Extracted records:
╭──
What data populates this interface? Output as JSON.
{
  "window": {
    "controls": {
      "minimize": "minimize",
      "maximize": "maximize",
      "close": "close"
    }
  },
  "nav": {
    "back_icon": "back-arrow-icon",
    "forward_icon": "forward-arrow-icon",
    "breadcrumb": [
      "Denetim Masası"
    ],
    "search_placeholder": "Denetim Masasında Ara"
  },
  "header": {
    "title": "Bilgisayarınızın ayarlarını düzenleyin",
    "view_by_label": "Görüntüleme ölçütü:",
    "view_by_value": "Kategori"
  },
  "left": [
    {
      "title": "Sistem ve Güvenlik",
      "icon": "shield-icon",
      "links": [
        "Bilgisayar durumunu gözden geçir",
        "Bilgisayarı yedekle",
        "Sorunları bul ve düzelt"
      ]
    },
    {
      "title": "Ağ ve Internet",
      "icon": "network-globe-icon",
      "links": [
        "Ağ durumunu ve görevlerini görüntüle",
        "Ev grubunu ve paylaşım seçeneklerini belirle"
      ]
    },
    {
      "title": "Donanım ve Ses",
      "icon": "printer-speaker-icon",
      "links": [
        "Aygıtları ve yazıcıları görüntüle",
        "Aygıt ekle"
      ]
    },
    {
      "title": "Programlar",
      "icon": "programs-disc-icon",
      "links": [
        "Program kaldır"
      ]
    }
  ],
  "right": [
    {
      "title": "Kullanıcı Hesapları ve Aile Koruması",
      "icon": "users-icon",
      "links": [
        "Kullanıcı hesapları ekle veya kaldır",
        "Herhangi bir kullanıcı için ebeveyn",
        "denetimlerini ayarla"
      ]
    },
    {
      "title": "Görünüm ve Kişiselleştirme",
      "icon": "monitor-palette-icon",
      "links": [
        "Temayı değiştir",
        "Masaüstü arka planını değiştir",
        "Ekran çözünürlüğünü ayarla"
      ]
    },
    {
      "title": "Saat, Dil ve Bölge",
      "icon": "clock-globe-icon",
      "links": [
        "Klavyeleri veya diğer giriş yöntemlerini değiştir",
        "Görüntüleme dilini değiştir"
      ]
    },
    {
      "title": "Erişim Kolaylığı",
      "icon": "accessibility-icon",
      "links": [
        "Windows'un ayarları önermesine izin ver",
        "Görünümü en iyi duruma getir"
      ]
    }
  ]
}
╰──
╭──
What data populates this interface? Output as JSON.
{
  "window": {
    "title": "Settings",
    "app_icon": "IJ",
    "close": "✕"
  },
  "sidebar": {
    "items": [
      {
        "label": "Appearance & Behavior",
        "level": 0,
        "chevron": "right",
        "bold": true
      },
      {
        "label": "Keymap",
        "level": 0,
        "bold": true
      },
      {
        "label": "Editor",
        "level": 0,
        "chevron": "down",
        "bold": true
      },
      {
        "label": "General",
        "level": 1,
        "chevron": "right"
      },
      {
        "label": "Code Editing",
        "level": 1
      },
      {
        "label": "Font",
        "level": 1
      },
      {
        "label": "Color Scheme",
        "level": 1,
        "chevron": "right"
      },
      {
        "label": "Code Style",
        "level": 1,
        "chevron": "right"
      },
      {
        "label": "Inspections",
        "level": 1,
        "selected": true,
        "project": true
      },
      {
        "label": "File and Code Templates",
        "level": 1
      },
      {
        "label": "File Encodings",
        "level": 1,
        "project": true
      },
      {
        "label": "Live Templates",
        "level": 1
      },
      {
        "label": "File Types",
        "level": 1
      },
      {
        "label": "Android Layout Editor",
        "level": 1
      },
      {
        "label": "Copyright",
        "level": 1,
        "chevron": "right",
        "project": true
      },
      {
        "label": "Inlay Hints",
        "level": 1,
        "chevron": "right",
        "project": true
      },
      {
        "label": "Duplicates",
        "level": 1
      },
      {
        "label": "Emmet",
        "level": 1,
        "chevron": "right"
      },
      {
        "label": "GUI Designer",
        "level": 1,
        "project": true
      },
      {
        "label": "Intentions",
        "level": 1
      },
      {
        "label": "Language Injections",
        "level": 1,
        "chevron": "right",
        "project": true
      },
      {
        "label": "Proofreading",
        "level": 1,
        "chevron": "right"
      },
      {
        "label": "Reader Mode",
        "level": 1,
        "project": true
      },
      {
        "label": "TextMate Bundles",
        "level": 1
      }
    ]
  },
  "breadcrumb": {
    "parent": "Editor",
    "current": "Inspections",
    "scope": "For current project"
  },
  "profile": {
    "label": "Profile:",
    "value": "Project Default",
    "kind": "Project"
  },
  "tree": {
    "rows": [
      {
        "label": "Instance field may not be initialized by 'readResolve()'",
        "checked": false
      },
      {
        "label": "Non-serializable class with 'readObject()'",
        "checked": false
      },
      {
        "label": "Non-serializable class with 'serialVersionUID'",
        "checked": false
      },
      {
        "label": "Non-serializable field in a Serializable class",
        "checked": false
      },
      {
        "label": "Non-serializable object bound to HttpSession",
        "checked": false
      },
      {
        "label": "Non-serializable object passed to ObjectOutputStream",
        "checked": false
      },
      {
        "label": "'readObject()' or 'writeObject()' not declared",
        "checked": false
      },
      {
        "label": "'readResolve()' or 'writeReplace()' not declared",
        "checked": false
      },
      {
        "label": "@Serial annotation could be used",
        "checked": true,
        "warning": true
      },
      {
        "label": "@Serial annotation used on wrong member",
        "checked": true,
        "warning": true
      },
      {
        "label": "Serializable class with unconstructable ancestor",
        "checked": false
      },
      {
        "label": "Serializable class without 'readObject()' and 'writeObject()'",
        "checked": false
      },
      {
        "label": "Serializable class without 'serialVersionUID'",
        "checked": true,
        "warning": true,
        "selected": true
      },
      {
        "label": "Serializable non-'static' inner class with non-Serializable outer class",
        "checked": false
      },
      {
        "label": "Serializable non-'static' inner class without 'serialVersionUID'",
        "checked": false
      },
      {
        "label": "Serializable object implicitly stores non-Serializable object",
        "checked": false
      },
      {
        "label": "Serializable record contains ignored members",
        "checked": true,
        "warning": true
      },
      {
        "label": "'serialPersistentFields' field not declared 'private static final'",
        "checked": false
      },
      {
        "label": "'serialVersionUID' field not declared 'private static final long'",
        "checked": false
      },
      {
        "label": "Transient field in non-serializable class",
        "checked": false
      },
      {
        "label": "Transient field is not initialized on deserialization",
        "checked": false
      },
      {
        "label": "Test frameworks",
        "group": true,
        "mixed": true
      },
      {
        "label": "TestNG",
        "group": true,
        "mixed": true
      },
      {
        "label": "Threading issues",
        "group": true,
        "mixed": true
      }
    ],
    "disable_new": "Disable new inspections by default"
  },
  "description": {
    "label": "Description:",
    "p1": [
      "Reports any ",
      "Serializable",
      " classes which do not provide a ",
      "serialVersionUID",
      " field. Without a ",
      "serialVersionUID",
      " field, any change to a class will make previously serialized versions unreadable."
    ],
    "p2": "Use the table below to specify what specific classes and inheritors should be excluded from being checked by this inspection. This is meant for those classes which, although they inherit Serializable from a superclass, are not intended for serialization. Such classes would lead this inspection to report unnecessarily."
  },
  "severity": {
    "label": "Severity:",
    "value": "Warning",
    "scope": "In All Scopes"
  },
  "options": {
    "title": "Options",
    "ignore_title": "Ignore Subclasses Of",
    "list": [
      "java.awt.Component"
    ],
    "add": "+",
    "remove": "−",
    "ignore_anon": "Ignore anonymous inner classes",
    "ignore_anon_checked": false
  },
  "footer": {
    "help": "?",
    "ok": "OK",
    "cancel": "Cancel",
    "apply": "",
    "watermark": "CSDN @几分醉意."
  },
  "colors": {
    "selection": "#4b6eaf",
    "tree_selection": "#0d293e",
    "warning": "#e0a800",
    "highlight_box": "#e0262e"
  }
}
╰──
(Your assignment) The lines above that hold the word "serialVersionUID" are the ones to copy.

(Result)
        "label": "Non-serializable class with 'serialVersionUID'",
        "label": "Serializable class without 'serialVersionUID'",
        "label": "Serializable non-'static' inner class without 'serialVersionUID'",
        "label": "'serialVersionUID' field not declared 'private static final long'",
      "serialVersionUID",
      "serialVersionUID",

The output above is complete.